§ **YOUR OBJECTIVE**: Could you retype every line of the data underneath without altering anything?

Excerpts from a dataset
--- START ---

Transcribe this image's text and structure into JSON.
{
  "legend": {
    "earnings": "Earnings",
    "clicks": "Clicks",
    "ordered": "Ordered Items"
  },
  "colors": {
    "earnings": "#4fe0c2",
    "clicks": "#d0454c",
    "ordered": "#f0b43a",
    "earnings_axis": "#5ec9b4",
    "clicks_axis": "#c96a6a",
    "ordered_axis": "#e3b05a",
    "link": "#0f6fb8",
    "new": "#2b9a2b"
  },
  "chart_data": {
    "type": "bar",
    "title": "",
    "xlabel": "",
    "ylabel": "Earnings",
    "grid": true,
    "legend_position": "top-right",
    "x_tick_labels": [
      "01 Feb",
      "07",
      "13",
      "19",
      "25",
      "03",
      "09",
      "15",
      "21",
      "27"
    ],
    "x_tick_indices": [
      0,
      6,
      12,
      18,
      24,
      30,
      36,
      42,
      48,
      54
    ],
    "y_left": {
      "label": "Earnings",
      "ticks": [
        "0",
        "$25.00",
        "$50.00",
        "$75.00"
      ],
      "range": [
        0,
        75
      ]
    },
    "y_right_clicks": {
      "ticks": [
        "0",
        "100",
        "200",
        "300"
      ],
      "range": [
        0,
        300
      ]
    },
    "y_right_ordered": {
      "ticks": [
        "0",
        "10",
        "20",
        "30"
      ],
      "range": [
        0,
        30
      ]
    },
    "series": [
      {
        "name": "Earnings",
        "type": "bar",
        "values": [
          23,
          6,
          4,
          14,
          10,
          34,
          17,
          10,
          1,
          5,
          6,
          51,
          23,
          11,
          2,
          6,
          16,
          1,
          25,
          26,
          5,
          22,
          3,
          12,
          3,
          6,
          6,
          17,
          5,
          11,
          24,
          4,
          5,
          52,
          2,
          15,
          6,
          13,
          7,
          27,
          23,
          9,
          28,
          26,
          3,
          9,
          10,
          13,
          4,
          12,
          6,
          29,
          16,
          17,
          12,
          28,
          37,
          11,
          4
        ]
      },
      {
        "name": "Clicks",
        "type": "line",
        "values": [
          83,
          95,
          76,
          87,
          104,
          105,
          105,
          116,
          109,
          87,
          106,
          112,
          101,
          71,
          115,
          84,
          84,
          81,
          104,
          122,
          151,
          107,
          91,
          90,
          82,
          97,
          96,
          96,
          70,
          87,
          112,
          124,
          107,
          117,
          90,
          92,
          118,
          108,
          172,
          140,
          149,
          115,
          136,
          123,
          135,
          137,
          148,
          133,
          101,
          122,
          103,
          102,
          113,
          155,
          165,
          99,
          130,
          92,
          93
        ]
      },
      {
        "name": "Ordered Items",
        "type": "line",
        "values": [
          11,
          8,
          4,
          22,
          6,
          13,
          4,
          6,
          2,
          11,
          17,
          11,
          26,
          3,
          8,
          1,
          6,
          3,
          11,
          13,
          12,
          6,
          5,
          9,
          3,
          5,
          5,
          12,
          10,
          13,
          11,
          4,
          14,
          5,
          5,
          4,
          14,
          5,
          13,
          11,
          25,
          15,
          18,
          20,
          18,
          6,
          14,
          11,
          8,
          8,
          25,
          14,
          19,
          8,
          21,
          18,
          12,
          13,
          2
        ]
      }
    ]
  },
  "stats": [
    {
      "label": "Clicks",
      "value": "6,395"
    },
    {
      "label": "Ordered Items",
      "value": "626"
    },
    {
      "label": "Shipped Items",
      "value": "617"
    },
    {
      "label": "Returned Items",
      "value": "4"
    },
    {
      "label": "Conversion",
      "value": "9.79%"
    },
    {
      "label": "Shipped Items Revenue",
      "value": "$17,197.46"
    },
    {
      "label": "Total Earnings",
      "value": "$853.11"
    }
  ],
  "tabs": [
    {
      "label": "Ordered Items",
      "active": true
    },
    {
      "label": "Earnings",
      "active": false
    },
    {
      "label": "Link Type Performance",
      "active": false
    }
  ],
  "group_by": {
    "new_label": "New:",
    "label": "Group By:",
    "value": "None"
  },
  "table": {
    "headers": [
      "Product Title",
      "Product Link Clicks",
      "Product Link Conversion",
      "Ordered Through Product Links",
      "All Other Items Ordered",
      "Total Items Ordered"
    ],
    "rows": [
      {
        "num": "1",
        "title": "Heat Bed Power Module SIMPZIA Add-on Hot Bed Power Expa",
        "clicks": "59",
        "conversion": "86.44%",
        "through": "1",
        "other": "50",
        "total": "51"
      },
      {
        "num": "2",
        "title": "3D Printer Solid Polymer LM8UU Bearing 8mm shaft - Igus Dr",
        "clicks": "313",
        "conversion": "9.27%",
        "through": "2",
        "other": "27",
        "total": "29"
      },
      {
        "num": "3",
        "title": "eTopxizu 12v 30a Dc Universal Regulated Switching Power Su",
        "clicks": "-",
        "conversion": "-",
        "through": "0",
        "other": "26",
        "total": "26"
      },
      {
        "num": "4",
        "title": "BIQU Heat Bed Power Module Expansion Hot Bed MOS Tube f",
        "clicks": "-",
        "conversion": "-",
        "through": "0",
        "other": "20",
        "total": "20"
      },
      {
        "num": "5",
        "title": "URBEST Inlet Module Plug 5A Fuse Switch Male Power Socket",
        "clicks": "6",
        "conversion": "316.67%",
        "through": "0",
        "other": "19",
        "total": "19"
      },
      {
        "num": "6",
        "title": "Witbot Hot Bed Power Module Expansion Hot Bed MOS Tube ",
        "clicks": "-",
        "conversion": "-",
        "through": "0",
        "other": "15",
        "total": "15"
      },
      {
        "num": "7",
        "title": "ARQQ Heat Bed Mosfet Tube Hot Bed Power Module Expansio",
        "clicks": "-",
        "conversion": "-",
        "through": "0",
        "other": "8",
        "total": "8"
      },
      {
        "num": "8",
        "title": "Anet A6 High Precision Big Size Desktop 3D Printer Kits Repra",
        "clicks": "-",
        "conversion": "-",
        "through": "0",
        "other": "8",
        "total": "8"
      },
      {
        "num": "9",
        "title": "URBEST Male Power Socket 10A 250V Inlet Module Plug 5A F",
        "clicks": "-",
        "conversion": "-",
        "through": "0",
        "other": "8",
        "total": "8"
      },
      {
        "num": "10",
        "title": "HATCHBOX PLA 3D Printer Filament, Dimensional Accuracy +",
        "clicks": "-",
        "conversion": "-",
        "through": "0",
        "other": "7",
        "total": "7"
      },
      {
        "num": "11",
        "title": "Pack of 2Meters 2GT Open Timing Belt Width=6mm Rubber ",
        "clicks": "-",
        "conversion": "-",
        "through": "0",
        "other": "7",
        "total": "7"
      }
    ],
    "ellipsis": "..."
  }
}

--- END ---

§ **SOLUTION**:
Transcribe this image's text and structure into JSON.
{
  "legend": {
    "earnings": "Earnings",
    "clicks": "Clicks",
    "ordered": "Ordered Items"
  },
  "colors": {
    "earnings": "#4fe0c2",
    "clicks": "#d0454c",
    "ordered": "#f0b43a",
    "earnings_axis": "#5ec9b4",
    "clicks_axis": "#c96a6a",
    "ordered_axis": "#e3b05a",
    "link": "#0f6fb8",
    "new": "#2b9a2b"
  },
  "chart_data": {
    "type": "bar",
    "title": "",
    "xlabel": "",
    "ylabel": "Earnings",
    "grid": true,
    "legend_position": "top-right",
    "x_tick_labels": [
      "01 Feb",
      "07",
      "13",
      "19",
      "25",
      "03",
      "09",
      "15",
      "21",
      "27"
    ],
    "x_tick_indices": [
      0,
      6,
      12,
      18,
      24,
      30,
      36,
      42,
      48,
      54
    ],
    "y_left": {
      "label": "Earnings",
      "ticks": [
        "0",
        "$25.00",
        "$50.00",
        "$75.00"
      ],
      "range": [
        0,
        75
      ]
    },
    "y_right_clicks": {
      "ticks": [
        "0",
        "100",
        "200",
        "300"
      ],
      "range": [
        0,
        300
      ]
    },
    "y_right_ordered": {
      "ticks": [
        "0",
        "10",
        "20",
        "30"
      ],
      "range": [
        0,
        30
      ]
    },
    "series": [
      {
        "name": "Earnings",
        "type": "bar",
        "values": [
          23,
          6,
          4,
          14,
          10,
          34,
          17,
          10,
          1,
          5,
          6,
          51,
          23,
          11,
          2,
          6,
          16,
          1,
          25,
          26,
          5,
          22,
          3,
          12,
          3,
          6,
          6,
          17,
          5,
          11,
          24,
          4,
          5,
          52,
          2,
          15,
          6,
          13,
          7,
          27,
          23,
          9,
          28,
          26,
          3,
          9,
          10,
          13,
          4,
          12,
          6,
          29,
          16,
          17,
          12,
          28,
          37,
          11,
          4
        ]
      },
      {
        "name": "Clicks",
        "type": "line",
        "values": [
          83,
          95,
          76,
          87,
          104,
          105,
          105,
          116,
          109,
          87,
          106,
          112,
          101,
          71,
          115,
          84,
          84,
          81,
          104,
          122,
          151,
          107,
          91,
          90,
          82,
          97,
          96,
          96,
          70,
          87,
          112,
          124,
          107,
          117,
          90,
          92,
          118,
          108,
          172,
          140,
          149,
          115,
          136,
          123,
          135,
          137,
          148,
          133,
          101,
          122,
          103,
          102,
          113,
          155,
          165,
          99,
          130,
          92,
          93
        ]
      },
      {
        "name": "Ordered Items",
        "type": "line",
        "values": [
          11,
          8,
          4,
          22,
          6,
          13,
          4,
          6,
          2,
          11,
          17,
          11,
          26,
          3,
          8,
          1,
          6,
          3,
          11,
          13,
          12,
          6,
          5,
          9,
          3,
          5,
          5,
          12,
          10,
          13,
          11,
          4,
          14,
          5,
          5,
          4,
          14,
          5,
          13,
          11,
          25,
          15,
          18,
          20,
          18,
          6,
          14,
          11,
          8,
          8,
          25,
          14,
          19,
          8,
          21,
          18,
          12,
          13,
          2
        ]
      }
    ]
  },
  "stats": [
    {
      "label": "Clicks",
      "value": "6,395"
    },
    {
      "label": "Ordered Items",
      "value": "626"
    },
    {
      "label": "Shipped Items",
      "value": "617"
    },
    {
      "label": "Returned Items",
      "value": "4"
    },
    {
      "label": "Conversion",
      "value": "9.79%"
    },
    {
      "label": "Shipped Items Revenue",
      "value": "$17,197.46"
    },
    {
      "label": "Total Earnings",
      "value": "$853.11"
    }
  ],
  "tabs": [
    {
      "label": "Ordered Items",
      "active": true
    },
    {
      "label": "Earnings",
      "active": false
    },
    {
      "label": "Link Type Performance",
      "active": false
    }
  ],
  "group_by": {
    "new_label": "New:",
    "label": "Group By:",
    "value": "None"
  },
  "table": {
    "headers": [
      "Product Title",
      "Product Link Clicks",
      "Product Link Conversion",
      "Ordered Through Product Links",
      "All Other Items Ordered",
      "Total Items Ordered"
    ],
    "rows": [
      {
        "num": "1",
        "title": "Heat Bed Power Module SIMPZIA Add-on Hot Bed Power Expa",
        "clicks": "59",
        "conversion": "86.44%",
        "through": "1",
        "other": "50",
        "total": "51"
      },
      {
        "num": "2",
        "title": "3D Printer Solid Polymer LM8UU Bearing 8mm shaft - Igus Dr",
        "clicks": "313",
        "conversion": "9.27%",
        "through": "2",
        "other": "27",
        "total": "29"
      },
      {
        "num": "3",
        "title": "eTopxizu 12v 30a Dc Universal Regulated Switching Power Su",
        "clicks": "-",
        "conversion": "-",
        "through": "0",
        "other": "26",
        "total": "26"
      },
      {
        "num": "4",
        "title": "BIQU Heat Bed Power Module Expansion Hot Bed MOS Tube f",
        "clicks": "-",
        "conversion": "-",
        "through": "0",
        "other": "20",
        "total": "20"
      },
      {
        "num": "5",
        "title": "URBEST Inlet Module Plug 5A Fuse Switch Male Power Socket",
        "clicks": "6",
        "conversion": "316.67%",
        "through": "0",
        "other": "19",
        "total": "19"
      },
      {
        "num": "6",
        "title": "Witbot Hot Bed Power Module Expansion Hot Bed MOS Tube ",
        "clicks": "-",
        "conversion": "-",
        "through": "0",
        "other": "15",
        "total": "15"
      },
      {
        "num": "7",
        "title": "ARQQ Heat Bed Mosfet Tube Hot Bed Power Module Expansio",
        "clicks": "-",
        "conversion": "-",
        "through": "0",
        "other": "8",
        "total": "8"
      },
      {
        "num": "8",
        "title": "Anet A6 High Precision Big Size Desktop 3D Printer Kits Repra",
        "clicks": "-",
        "conversion": "-",
        "through": "0",
        "other": "8",
        "total": "8"
      },
      {
        "num": "9",
        "title": "URBEST Male Power Socket 10A 250V Inlet Module Plug 5A F",
        "clicks": "-",
        "conversion": "-",
        "through": "0",
        "other": "8",
        "total": "8"
      },
      {
        "num": "10",
        "title": "HATCHBOX PLA 3D Printer Filament, Dimensional Accuracy +",
        "clicks": "-",
        "conversion": "-",
        "through": "0",
        "other": "7",
        "total": "7"
      },
      {
        "num": "11",
        "title": "Pack of 2Meters 2GT Open Timing Belt Width=6mm Rubber ",
        "clicks": "-",
        "conversion": "-",
        "through": "0",
        "other": "7",
        "total": "7"
      }
    ],
    "ellipsis": "..."
  }
}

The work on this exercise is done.